Match of the day

The machinist versus the sample. 10:15 kick-off. The style is the newest iteration of the car coat. To guide him, the machinist has to hand only the pattern — annotated in the customarily laissez-faire manner of its author — and a toile, which is a rough mock-up, a proof of concept, with almost all the right body parts, but only half the pockets, and no lining.

So far, so standard.

At 10:42, the machinist complains that the top and under collars don’t quite tie up.

At 11:05, he patiently explains how the lining doesn’t fit into the body.

And so on and on, with apprehensive progress being made along the way, until around 14:03, when the machinist he throws up his arms — exasperation, frustration, likely thinking how he likely could’ve made three other jackets in the same amount of time — but then only to dutifully proceed to finish the sample, for about another hour, which to the eyes of any observer would be deemed a really rather beautifully made piece of outerwear, with exactly the right split-sleeve, wide fly-front, semi-bellows pockets masking in-seam warmer pockets, and Ulster collar as set out in the original design.

Of course, the machinist is very good indeed, and has more than the requisite expertise and knowledge to overcome the obstacles presented by the pattern (some of which are symptoms of the coat wilfully departing from standard coat procedure in several fundamental ways; others because it was developed with a soft and pliable woollen cloth in mind rather than the utterly unforgiving cardboard-like cotton — or cotton-like cardboard — on the machine this morning). No hard feelings: the same thing happened with the first stabs at the trench, duffle, peacoat, balmacaan, and work jacket, after all.

But changes must of course be made: a good pattern for production must be watertight, unambiguous, and with some efforts made at literal annotation.
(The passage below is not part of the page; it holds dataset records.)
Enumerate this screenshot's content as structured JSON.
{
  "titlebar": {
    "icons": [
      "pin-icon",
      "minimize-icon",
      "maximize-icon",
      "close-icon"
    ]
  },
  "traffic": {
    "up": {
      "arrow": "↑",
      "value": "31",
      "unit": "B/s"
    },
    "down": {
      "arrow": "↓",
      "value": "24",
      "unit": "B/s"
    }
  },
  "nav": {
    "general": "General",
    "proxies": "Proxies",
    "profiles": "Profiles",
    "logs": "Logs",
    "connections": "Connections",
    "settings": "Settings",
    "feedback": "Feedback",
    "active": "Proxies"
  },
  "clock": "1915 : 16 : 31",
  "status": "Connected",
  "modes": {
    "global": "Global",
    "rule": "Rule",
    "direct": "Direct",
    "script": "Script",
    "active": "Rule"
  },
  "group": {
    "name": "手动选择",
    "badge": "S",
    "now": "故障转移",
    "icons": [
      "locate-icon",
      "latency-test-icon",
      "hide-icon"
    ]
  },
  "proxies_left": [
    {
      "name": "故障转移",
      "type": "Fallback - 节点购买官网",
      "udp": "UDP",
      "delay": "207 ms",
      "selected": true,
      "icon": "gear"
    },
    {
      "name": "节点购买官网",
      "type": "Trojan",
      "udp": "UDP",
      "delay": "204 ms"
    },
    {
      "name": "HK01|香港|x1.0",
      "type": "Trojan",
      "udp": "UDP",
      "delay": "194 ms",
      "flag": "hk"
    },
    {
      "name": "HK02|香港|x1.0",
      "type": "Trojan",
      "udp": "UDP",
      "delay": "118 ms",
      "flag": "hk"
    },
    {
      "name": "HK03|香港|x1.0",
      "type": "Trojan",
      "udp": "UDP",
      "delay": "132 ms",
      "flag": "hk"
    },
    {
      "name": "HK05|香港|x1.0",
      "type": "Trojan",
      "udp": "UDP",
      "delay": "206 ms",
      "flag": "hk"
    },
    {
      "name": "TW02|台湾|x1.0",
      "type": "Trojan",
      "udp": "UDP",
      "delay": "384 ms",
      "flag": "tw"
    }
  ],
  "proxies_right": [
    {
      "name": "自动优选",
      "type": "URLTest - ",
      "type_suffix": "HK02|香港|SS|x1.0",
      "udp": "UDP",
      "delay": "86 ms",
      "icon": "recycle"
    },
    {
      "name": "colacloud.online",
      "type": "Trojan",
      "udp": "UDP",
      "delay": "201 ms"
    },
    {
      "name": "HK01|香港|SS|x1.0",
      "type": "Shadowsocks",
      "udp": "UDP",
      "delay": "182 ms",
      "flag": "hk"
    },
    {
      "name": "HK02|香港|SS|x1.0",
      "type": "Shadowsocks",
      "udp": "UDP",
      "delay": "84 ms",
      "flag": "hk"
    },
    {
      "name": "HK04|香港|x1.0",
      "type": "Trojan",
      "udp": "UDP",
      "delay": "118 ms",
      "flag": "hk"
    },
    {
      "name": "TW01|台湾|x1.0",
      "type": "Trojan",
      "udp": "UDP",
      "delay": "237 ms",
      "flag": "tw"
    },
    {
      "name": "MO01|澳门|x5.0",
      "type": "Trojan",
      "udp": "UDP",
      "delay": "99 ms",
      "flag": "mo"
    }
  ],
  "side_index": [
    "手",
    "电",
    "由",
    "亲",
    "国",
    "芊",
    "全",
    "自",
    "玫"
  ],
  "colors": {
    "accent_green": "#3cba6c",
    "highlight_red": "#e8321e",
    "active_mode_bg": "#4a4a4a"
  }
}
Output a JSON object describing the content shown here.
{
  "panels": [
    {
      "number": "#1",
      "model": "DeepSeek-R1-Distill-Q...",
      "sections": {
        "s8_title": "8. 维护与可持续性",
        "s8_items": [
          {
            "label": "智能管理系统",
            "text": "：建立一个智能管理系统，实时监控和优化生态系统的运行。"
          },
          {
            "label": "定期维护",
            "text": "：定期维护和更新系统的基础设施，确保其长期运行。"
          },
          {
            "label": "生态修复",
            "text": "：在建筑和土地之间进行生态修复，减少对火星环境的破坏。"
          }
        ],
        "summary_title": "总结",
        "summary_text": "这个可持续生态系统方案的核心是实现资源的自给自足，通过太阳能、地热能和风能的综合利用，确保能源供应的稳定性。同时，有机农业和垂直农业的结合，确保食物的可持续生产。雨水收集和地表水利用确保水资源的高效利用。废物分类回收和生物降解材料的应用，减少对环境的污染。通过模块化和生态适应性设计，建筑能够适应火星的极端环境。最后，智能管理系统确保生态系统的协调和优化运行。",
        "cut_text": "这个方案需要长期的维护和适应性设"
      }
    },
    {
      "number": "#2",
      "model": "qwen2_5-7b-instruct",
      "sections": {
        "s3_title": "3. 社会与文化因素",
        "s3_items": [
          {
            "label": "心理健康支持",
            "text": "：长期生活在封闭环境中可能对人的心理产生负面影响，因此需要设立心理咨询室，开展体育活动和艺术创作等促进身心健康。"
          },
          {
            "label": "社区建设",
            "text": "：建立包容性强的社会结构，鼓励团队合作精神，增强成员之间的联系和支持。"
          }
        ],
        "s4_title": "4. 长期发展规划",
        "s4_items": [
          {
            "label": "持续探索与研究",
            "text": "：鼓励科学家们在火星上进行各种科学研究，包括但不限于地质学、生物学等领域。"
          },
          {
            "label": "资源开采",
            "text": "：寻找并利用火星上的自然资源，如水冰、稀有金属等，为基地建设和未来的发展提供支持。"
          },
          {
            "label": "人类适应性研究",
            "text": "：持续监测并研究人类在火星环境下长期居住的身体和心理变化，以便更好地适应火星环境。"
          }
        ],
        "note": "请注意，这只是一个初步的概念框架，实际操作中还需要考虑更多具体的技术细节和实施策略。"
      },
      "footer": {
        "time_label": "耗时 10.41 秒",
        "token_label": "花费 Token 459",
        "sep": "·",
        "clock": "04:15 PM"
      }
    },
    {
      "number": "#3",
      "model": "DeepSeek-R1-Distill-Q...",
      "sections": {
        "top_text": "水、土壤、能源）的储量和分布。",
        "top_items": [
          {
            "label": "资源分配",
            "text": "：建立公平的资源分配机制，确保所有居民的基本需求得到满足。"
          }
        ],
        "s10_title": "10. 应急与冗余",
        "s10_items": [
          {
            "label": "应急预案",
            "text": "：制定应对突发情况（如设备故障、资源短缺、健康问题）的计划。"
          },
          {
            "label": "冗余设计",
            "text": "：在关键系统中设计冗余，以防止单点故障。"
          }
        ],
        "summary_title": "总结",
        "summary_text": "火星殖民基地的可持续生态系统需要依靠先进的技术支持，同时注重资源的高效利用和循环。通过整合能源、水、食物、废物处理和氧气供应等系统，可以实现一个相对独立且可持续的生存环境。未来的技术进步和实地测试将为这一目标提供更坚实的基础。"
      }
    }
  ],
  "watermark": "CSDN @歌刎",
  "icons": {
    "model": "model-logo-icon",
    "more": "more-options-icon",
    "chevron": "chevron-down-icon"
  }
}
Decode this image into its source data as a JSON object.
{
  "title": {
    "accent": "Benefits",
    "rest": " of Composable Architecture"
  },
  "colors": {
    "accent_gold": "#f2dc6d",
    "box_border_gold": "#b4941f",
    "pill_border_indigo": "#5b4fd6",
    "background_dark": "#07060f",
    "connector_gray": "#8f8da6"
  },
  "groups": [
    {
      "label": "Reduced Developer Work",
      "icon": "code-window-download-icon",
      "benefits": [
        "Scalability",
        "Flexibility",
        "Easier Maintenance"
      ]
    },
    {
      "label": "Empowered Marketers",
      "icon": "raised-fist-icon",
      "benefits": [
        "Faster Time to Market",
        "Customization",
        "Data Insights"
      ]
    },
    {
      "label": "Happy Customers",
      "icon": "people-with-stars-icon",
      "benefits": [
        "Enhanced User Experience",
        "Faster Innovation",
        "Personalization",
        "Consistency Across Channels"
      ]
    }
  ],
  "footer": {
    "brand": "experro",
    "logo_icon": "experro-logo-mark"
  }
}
It might not be an easy thing to make, but it must be a smooth thing to make: no fussy hand-finishing, no doing what the machine doesn’t want to do. There’s no luxury for deliberation or personal interpretation — not for how A slots into B, not for how C is stitched, and not for how the buttonholes on the fly (let’s call them D, E, and F) are spaced. For the factory, the coat is an assemblage of parts, which are themselves an assemblage of parts, which in an inductive sort of manner just happen to come together in a way that fully resembles a good coat.

Time for a second look at that pattern, maybe.